Proof. Similarly as in the proof of Theorem 6, we construct the sequence by and for all . If there exists an integer such that , then is relatively compact. Hence, from Theorem 2 we conclude that has a fixed point in . Assume that for all . By applying (12) we get Since , thus from (13) we get , which by condition (1) implies that . Hence, is a decreasing sequence of positive real numbers. So, there exists such that We will prove that as . Taking limit supremum on both sides of (13) and using the properties of the functions , and , we have Consequently, which implies that So, from condition (2) we conclude that . Thus, as and . Now, since and , thus from condition (6) of Definition 1 we conclude that is nonempty, closed, convex, and invariant under the operator and belongs to . Consequently, Theorem 2 implies that has a fixed point in .

Corollary 10 (Darbo [10]). Let be a nonempty, closed, bounded, and convex subset of a Banach space and let be a continuous mapping. Assume that there exists a constant such that for any nonempty subset of . Then, has a fixed point in .

Proof. Take and in Theorem 9.

Taking and in Theorem 9, we have the following corollary.

Corollary 11. Let be a nonempty, bounded, closed, and convex subset of the Banach space . Moreover, assume that is a continuous function such that for any nonempty subset of , where is an arbitrary measure of noncompactness and is bounded on any bounded interval in . Moreover, assume that and, for any sequence in with , Then, has a fixed point.

4. The Solutions of the Integral Equation of Mixed Type

In this section, we consider the integral equation (5) and prove an existence theorem of solutions of that equation. First, we recall the following two Lemmas of [13] which will be used to prove the existence theorem of the integral equation (5).

Lemma 12. Suppose and is a continuous function. Define for . Then, .

Lemma 13. Let and . Suppose that in . Then, uniformly on .

Now, we list the hypotheses which will be used to prove the existence theorem of the integral equation (5).) The functions are continuous.() is continuous and nondecreasing on .() is a continuous function and there exist positive real numbers such that for and . Moreover, assume that .() is continuous with . Further, there exists continuous and nondecreasing function with so that(a), for and .() is a continuous operator such that for and , where is the existent function in the assumption and are positive real numbers.() is a continuous function and there exists a function being continuous on and a function being continuous and nondecreasing on with such that for and .() is a continuous function and there exists a continuous function and a continuous function such that and are integrable over . Moreover, there exists the function such that is continuous and nondecreasing with and the following conditions hold.(a), ,  , for all , , and .(b) for all , where and are the existent functions in the assumption and Corollary 7, respectively. Moreover, assume that .()There exists a positive solution such that where and .

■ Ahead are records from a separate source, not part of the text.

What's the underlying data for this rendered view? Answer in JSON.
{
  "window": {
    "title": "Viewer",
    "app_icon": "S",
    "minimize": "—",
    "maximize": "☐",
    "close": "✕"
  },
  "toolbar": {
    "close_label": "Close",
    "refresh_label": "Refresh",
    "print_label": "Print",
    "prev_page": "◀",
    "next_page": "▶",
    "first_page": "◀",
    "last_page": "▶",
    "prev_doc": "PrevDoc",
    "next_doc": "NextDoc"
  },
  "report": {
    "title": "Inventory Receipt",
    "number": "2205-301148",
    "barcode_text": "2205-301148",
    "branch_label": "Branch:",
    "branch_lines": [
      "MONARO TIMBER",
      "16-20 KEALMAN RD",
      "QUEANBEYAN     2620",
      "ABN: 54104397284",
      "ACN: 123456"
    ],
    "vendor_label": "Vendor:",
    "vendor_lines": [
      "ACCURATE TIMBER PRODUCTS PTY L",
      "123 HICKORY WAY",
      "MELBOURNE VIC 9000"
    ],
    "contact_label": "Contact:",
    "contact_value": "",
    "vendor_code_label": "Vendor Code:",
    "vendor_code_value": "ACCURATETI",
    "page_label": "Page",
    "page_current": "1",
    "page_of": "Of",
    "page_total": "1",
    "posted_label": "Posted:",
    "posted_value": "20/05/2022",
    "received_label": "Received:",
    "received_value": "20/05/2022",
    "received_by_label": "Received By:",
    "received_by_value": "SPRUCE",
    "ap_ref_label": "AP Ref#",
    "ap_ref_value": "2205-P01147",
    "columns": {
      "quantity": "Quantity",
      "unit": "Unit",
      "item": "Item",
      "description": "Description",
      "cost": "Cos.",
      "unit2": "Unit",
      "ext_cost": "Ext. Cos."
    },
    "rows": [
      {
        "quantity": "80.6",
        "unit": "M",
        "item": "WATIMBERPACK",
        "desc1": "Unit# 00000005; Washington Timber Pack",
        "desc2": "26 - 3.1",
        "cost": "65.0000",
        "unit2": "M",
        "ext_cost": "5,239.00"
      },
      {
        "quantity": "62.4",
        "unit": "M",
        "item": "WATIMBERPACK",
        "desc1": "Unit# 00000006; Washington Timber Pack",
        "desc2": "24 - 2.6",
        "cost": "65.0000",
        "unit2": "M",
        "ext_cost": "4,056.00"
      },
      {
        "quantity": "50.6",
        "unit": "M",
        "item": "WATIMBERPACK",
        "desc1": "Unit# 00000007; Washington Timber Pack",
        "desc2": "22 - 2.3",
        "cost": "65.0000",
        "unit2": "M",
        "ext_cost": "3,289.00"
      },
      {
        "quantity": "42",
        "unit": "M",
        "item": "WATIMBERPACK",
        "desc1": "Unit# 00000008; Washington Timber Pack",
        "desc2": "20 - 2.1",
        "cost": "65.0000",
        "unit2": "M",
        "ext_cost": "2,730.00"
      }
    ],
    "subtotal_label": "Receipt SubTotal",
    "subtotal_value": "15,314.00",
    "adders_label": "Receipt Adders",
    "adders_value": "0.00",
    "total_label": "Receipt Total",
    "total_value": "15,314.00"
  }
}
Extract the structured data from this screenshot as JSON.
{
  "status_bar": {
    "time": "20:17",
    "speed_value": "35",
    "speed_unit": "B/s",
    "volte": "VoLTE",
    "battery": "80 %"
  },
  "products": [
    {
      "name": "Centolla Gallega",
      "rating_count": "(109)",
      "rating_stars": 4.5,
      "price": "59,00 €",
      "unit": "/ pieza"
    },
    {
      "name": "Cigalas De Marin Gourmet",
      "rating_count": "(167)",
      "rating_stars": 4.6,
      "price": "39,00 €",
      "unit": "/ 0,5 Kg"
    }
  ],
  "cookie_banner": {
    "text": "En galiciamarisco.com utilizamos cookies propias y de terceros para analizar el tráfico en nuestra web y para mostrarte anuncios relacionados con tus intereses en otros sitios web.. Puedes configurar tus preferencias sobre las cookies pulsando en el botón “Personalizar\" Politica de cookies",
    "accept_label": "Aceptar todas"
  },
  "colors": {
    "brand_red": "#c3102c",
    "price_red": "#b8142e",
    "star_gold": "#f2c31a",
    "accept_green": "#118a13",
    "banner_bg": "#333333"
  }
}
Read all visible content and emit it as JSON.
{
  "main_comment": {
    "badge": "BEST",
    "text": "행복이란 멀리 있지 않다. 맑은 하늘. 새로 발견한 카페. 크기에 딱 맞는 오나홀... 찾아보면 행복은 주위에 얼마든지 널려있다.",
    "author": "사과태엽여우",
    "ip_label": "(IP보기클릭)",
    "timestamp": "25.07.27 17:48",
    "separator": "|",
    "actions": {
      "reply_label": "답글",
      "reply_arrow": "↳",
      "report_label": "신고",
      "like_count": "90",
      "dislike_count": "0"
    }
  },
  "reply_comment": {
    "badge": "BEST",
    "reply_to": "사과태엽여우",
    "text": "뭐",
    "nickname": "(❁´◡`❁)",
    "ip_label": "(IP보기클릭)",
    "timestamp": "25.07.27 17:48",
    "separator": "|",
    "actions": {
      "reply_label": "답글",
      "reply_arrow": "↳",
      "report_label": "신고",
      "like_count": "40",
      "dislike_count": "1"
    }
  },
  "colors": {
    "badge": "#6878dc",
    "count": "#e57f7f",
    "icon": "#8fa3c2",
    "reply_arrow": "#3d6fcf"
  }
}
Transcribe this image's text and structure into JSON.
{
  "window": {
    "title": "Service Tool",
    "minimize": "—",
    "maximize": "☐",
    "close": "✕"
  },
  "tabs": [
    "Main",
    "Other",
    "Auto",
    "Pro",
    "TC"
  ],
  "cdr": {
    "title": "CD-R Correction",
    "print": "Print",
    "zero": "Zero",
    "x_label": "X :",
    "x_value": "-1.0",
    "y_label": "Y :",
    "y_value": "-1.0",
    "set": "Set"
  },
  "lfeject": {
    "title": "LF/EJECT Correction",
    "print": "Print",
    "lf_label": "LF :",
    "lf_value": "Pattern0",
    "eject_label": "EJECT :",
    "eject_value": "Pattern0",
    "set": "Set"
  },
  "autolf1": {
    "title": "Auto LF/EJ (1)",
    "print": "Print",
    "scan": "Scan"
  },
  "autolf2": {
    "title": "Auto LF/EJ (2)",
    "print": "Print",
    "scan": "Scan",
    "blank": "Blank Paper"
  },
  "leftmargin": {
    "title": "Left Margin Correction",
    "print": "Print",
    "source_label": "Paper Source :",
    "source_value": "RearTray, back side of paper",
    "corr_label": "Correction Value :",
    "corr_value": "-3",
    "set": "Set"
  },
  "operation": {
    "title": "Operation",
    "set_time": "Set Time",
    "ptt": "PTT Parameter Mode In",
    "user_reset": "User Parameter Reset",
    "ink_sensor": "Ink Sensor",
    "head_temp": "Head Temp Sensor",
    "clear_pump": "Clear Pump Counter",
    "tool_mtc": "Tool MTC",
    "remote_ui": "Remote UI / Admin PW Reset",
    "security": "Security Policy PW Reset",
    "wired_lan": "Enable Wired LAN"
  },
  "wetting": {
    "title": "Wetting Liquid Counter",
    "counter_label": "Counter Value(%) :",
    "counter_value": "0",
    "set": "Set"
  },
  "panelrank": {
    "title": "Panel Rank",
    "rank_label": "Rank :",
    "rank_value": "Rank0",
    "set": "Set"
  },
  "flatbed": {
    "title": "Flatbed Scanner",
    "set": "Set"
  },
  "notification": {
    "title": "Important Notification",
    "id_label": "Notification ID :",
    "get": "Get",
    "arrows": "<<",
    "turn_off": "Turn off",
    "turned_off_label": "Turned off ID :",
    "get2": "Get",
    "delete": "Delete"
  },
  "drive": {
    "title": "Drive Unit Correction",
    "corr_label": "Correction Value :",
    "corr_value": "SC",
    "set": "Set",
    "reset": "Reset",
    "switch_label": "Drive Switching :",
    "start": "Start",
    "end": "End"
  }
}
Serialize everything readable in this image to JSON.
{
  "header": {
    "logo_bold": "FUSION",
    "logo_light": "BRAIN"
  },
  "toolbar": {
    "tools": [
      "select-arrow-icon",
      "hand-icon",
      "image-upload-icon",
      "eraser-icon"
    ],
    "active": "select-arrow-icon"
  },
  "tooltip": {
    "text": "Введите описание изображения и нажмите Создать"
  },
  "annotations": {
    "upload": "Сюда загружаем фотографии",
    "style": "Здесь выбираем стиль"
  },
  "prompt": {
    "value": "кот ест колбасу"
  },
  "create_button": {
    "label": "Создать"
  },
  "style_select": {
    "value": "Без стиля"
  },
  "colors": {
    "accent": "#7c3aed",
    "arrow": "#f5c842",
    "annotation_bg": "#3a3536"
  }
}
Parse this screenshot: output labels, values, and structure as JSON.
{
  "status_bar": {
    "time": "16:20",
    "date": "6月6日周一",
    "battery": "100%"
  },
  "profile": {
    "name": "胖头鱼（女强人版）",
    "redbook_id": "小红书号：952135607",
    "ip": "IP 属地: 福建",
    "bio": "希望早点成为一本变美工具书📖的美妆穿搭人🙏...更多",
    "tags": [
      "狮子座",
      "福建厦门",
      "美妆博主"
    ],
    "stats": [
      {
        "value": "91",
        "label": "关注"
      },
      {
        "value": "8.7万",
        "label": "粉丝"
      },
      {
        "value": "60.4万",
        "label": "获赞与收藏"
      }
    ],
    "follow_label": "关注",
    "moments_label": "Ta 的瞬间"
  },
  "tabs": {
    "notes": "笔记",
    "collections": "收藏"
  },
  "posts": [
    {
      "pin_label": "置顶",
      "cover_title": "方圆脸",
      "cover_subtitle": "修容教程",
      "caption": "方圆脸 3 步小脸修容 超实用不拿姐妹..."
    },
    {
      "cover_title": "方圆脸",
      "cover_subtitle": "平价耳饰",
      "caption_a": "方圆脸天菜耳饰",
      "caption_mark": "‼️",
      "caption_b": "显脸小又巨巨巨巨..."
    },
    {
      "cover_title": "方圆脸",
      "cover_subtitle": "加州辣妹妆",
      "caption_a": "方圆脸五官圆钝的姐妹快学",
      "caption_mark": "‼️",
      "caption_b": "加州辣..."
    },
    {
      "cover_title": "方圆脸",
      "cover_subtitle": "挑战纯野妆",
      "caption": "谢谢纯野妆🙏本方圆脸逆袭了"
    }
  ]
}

Now, we can present and prove the main result of this section.

Theorem 14. Under the assumptions , (5) has at least one solution belonging to the Banach space .

Proof. Define the operator on the Banach space by the formula Using the imposed assumptions we infer that is continuous on for each . Moreover, by using our assumptions, for any , we get Since , , and are nondecreasing, then from (25) we conclude that So, in view of assumption , the operator transforms into itself. Next, we show that is continuous on the ball . To do this, assume that is a sequence in such that and show that . Indeed, for each , we have On the other hand, we have Due to (27), (28), and our assumptions, we derive that Using (29), Lemma 13, and the imposed assumptions, we have as .
Now, let be a nonempty subset of the ball , , and fix arbitrarily . Choose such that and . Then, taking into account our assumptions, we have Moreover, we have Thus,
Using (30), (32), and the assumptions of Theorem 14, we earn where The estimate (33) implies that It follows from assumptions , and that the functions , and are uniformly continuous on the sets , , and , respectively. Consequently, we infer that Hence, using assumptions and estimate (35), we get Since the functions and are continuous and , then from (36), (37), and the assumption , we conclude that